The sixteenth installment of Jack Taylor's ode to Galway is another bleakly poetic, sharply insightful thriller. Taylor's rage has morphed into a dangerous sort of Zen-the optimal state, really, for such a beacon to dark souls. A miracle has blessed Galway, a mysterious blue light having been photographed hovering above a pair of refugee children honoring the Irish Famine Memorial. Despite the searches of miracle-hungry pilgrims, the children disappear until they are spotted huddling over Taylor moments after he's been hit by a Mack truck. Weeks later, Taylor awakens from a coma and learns that he's another of the pair's miracles: his accident didn't leave a scratch. Bruen wields the irony of Taylor's disgust for the church here, tossing him deep into church secrets, sought by the church's covert-ops czar to find the children and halt Galway's run of miracles. But, after the younger child and the person who takes care of them become the presumed victims of a predatory arsonist, the girl at the center of the miracles seeks Jack's protection. Too late, he discovers she's the darkest soul of them all. Copyright 2020 Booklist Reviews.





Galway private eye Jack Taylor finds himself awash in miracles, and not the good kind. The whole city is abuzz with the news of "the miracle‚?Ě‚?"the spotting of a young girl bathed in an unearthly blue light that evokes Lourdes and Fatima. Jack is the beneficiary of a miracle of his own, a close encounter with a Mack truck that spared him but brought him into close contact with the miracle girl, Sara, who was trying to rob him as he regained consciousness. Jack emerges from the hospital to a raft of cases. Renee Garvey begs him to stop the husband who beats her and has now started beating their daughter. Stephen Morgan wants him to identify the online troll who drove his daughter to suicide. And Monsignor Rael, an investigator called in from Rome, wants him to find and quiet Sara because ‚??the Church does not wish a miracle at this time.‚?Ě Jack, more interested in a rash of fires set by wealthy forensic accountant Benjamin J. Cullen, asks his farmer/biker/falconer friend Keefer McDonald to help him whittle down the caseload.

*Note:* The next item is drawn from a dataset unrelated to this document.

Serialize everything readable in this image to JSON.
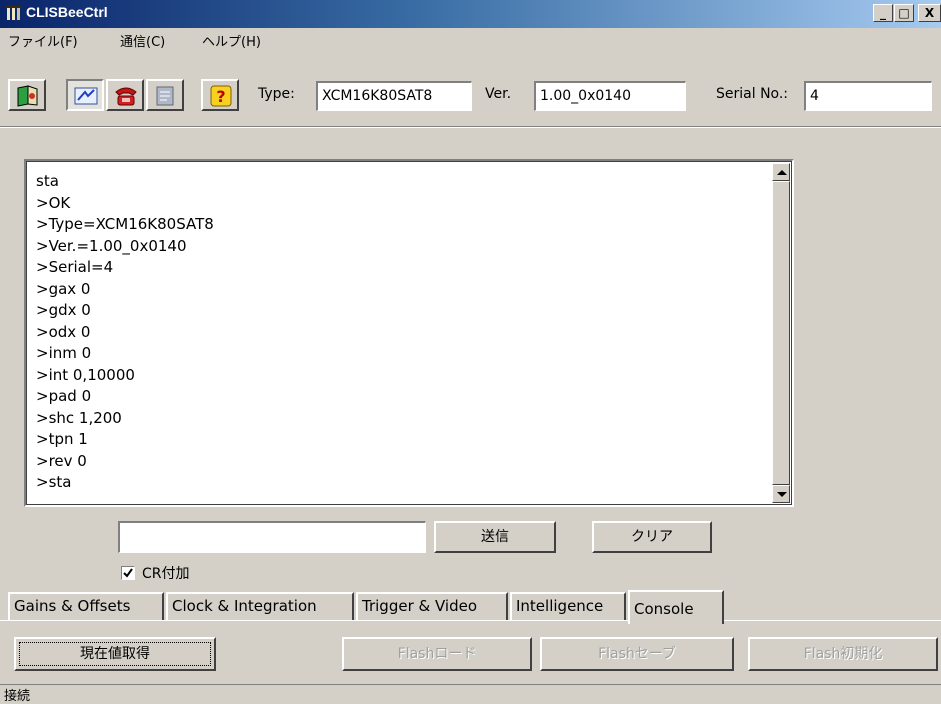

In shockingly fast succession, the docket is indeed diminished‚?"not by the efforts of Jack and Keefer but by jolts of violence that claim a remarkable number of the very characters who seem to be driving the story. Eventually Jack, emerging from a lost weekend that extends to five or six days (naturally, he can‚??t remember), grabs the reins and takes control. Or does he? Another heady Irish stew spiked with wayward epigrams, one-word paragraphs, and lots and lots of Jamesons. Sl√°inte. Copyright Kirkus 2020 Kirkus/BPI Communications. All rights reserved.






Terms of Use   ©Copyright 2021 Follett School Solutions